Wednesday 9th October – The abseilers left this morning together with some equipment. This leaves two other crew members to finish off the remaining jobs. They will finish tomorrow and more equipment will be removed from the lighthouse. It is likely that the remaining heavy equipment will not be able to be removed until next week due to high winds.

The stripes are complete and what a journey it has been. Great job Sussex Blast Cleaning and well done to the Save the Stripes team and everyone who supported this project, it couldn’t have been done without you.

Updates on Save the Stripes

There have been delays agreeing the specification of the paint. It is a new formula and is hoped that it will last up to ten years.

Sussex Blast Cleaning of Hailsham have been awarded the contract to re-paint the famous red and white stripes of the Beachy Head Lighthouse.

The work is due to begin on the 17th September 2013.

We Saved the Stripes!

On the 2nd November Shirley Moth announced that we had successfully raised the £27,000 required to Save the Stripes!

Through the support, dedication and generosity of our members, followers and supporters, we helped save the stripes of the Beachy Head Lighthouse – thank you and well done to all.

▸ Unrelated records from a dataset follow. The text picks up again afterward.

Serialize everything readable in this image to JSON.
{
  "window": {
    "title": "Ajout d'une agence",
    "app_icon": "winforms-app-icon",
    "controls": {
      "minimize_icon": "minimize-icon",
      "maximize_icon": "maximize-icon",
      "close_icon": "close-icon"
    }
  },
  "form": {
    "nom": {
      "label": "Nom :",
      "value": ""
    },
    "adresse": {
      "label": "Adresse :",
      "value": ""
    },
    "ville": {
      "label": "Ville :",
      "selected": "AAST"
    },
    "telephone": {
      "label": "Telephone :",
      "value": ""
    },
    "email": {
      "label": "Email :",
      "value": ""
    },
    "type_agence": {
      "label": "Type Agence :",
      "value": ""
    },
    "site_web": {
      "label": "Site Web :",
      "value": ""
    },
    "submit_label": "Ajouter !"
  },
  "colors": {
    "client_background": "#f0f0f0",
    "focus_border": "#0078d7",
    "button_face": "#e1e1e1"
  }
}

‘Save The Stripes’ on Facebook

You can still join the ‘Save the Stripes’ group on Facebook and show your support.

The group enabled the bringing together of some amazing people, from meteorologists to reporters, from photographers to original lighthouse keepers who were stationed at Beachy Head, lighthouse enthusiasts and general concerned folk.

It is still updated with anecdotes and historical findings and we would welcome further input from people with old photos, postcards and information about the lighthouse.

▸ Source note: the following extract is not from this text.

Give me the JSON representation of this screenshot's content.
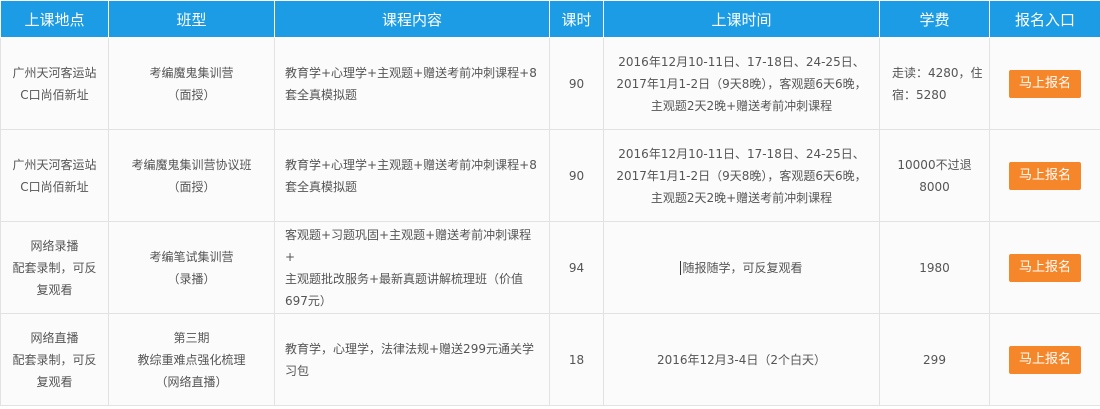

‘Save The Stripes’ Official Website

The Save the Stripes campaign official website.

It kept people abreast with the latest news and information about the campaign to save the Beach Head lighthouse stripes, including how much money had been raised.

‘Save the Stripes’ Campaign on Twitter

You can follow the Save the Stripes campaign on Twitter.!/KeeptheStripes

Fund Raising for Beachy Head Lighthouse

Trinity House said that if we could raise £27,000 that they will cover the rest of the money and meet half-way to re-painting the Beachy Head Lighthouse.

Whilst it could be argued that Trinity House have the responsibility of maintaining the lighthouse due to its listed status, at least meeting half-way is a notable gesture to maintaining our much-loved lighthouse.

AM Rotary Eastbourne set up a bank account to take donations and collect money.

The Eastbourne Herald did a great job in keeping everyone updated with progress and the latest news.

Thank you to everyone who helped with this project. Once again, it shows that if enough people believe in something that we can make it happen. Well done everyone.

Beachy Head Lighthouse in the News:

For a list of all media links from the BBC, Eastbourne Herald and more, please visit the Save the Stripes news and media page: